Mechanical atomization and air atomization are two common spray techniques used in heavy oil burners to mix heavy oil with air to form combustible fuel. They have some differences in terms of spraying principles, operation methods, and effects.
Mechanical atomization: Mechanical atomization disperses liquid heavy oil into small droplets by using high-speed rotating nozzles or cones that generate centrifugal forces. The droplets are then mixed with air to form a mist fuel.
Air atomization: Air atomization involves injecting air into the nozzle, which uses high-speed airflow to impact the heavy oil and break it into fine droplets, forming a mist fuel.
Mechanical atomization: Mechanical atomizers are typically driven by rotating mechanisms to provide the necessary centrifugal force. Adjusting the speed of the nozzle or cone controls the size and distribution of the droplets.

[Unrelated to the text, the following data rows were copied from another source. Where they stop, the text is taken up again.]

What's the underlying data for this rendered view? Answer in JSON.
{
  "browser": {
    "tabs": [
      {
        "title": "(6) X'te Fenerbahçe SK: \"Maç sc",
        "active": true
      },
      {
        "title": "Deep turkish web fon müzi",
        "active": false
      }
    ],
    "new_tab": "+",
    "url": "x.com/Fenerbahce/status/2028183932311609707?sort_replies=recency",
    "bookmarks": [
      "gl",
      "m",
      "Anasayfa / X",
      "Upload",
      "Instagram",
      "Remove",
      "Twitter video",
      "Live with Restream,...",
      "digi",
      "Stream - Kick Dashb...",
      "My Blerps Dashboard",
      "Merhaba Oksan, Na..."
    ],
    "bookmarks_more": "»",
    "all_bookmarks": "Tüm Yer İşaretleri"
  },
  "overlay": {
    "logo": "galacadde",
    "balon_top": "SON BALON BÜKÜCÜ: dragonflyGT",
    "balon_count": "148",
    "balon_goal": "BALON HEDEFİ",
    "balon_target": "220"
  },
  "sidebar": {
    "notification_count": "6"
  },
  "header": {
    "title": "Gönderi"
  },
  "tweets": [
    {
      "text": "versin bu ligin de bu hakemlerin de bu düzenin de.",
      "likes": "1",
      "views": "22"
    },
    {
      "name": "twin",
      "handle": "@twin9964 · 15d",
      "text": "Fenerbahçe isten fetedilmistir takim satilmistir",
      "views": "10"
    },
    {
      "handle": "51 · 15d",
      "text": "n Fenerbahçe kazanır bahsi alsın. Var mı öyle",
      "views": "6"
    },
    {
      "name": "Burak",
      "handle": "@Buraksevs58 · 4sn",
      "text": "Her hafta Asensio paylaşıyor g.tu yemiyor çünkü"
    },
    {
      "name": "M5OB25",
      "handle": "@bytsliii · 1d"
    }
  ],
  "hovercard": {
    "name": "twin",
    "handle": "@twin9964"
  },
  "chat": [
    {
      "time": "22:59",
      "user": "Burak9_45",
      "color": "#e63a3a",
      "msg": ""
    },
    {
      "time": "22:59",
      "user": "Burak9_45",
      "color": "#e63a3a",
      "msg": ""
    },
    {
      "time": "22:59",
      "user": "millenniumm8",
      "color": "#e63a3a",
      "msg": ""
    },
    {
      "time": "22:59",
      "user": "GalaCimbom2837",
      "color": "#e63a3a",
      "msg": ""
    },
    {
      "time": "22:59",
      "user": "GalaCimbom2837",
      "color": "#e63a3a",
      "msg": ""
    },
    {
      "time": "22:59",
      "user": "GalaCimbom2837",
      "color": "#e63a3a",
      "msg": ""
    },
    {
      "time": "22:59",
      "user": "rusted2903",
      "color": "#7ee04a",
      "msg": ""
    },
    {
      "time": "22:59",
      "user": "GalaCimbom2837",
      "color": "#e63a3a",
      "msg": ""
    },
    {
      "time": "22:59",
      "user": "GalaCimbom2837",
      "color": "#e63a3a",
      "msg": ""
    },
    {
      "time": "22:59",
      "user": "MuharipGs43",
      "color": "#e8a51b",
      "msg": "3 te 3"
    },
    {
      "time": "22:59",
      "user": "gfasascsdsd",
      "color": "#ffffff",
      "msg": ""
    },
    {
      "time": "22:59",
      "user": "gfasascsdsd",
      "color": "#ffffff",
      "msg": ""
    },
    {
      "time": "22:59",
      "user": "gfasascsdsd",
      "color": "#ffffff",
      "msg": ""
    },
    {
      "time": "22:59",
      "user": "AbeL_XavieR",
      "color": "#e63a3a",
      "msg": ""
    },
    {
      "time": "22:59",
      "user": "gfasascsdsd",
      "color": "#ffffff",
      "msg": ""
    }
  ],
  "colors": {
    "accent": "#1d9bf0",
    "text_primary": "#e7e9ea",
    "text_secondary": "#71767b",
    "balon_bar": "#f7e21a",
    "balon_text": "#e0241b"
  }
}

Air atomization: Air atomizers require adjusting the air pressure and flow rate to control the air velocity inside the nozzle and the formation of droplets.
Mechanical atomization: Due to the centrifugal dispersion of the droplets, mechanical atomizers are capable of generating smaller and more evenly sized droplets, facilitating better mixing with air. This improves the combustion efficiency and stability of the fuel.
Air atomization: Air atomization technology allows for selecting different nozzle models and operating parameters to achieve specific droplet sizes and distributions based on the desired application. It offers higher flexibility in adjustments and can produce larger droplets in certain cases, suitable for specialized combustion processes.
In summary, mechanical atomization and air atomization are commonly used spray techniques in heavy oil burners. Mechanical atomization disperses droplets through centrifugal forces, while air atomization breaks the liquid into droplets by high-speed airflow. They differ